Failed to dial target host "ingest.lightstep.com:443": context deadline exceeded

or

Failed to dial target host "ingest.lightstep.com:443": read tcp 192.168.95.2:37948->35.222.219.106:443: read: connection reset by peer

verify that there are no proxies or firewalls in the environment that might be blocking direct access via gRPC to the microsatellite pool in question.

Possible service startup issues

Check your /var/logs/syslog file on your Microsatellite host for these possible Microsatellite service startup issues:

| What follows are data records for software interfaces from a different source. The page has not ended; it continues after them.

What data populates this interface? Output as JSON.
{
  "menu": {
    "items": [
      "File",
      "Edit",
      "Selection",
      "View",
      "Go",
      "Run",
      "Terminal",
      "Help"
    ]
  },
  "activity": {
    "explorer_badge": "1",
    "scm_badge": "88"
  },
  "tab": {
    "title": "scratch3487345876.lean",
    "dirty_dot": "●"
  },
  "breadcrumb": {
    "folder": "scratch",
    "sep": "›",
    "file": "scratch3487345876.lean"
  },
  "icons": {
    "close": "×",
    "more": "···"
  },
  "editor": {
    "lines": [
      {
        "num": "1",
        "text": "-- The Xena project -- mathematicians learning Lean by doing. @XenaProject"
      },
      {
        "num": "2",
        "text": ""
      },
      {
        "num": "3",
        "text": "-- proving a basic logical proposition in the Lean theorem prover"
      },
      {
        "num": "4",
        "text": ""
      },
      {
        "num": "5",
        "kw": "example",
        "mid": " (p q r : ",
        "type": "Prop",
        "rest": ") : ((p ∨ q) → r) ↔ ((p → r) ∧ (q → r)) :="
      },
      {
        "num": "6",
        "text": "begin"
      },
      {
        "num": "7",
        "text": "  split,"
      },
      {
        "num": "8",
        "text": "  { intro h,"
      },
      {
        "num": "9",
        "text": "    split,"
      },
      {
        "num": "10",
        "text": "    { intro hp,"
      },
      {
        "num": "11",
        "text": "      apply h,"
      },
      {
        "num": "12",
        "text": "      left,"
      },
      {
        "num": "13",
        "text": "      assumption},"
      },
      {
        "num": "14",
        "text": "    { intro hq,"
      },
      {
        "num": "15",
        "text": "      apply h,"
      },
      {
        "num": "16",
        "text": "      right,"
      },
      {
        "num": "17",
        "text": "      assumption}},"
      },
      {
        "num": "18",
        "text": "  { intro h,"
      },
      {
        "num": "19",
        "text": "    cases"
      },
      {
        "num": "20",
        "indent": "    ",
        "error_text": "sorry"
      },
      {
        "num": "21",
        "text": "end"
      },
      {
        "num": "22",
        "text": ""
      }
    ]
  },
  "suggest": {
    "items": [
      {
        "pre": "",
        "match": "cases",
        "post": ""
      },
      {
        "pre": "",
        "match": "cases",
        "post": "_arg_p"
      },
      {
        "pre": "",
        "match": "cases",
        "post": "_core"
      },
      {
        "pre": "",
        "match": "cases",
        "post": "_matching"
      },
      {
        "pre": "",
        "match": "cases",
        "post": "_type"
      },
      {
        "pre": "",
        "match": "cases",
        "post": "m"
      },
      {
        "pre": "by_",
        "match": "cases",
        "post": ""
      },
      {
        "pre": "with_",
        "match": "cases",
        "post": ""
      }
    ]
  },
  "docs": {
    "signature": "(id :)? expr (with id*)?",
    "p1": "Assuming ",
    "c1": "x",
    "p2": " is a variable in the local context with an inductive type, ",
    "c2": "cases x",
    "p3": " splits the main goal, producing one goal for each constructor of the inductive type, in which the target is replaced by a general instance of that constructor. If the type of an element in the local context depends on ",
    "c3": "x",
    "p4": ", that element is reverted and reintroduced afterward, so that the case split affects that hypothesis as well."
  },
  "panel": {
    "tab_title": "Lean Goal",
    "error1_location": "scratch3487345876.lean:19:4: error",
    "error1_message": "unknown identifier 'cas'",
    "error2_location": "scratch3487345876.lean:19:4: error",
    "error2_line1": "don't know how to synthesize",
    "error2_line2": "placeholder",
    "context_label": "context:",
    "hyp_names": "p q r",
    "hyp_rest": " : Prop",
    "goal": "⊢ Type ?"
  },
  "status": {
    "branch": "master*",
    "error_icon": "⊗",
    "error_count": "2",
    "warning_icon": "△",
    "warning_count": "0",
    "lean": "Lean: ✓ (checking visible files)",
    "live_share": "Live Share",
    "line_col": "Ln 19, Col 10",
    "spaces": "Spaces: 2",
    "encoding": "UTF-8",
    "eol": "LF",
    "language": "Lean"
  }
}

  • Apr 30 18:18:15 collector-host lightstep-collector[5571]: panic: failed to generate credentials:open /root/certs/mydomain.bundle.pem: permission denied If you are not using a secure connection between the application and the Microsatellite, comment out the tls_cert_prefix: /root/certs/mydomain in your Microsatellite Configuration file. If you are using a secure connection, make sure the certificate file is correct.

  • Apr 30 18:22:12 collector-host lightstep-collector[5729]: panic: listen tcp :80: bind: permission denied By default, the Microsatellite uses port 80 on the Microsatellite host for inbound non-secure communications with the application clients. Because port 80 is a privileged port, you may receive a permission error. You can modify the plain_port: configuration in your Microsatellite Configuration file to use a non-privileged port (above 1024).

Monitor and tune Microsatellites

Now that you’ve verified that your tracers, Microsatellites, and the Lightstep SaaS are communicating, you need to ensure that the configurations are ideal for the amount of span data that your tracers are collecting from your instrumentation.

Lightstep offers a number of ways to Monitor Lightstep performance. If you see issues, you may need to tune configuration options, add more satellites, or tune your Microsatellite pools and tracers.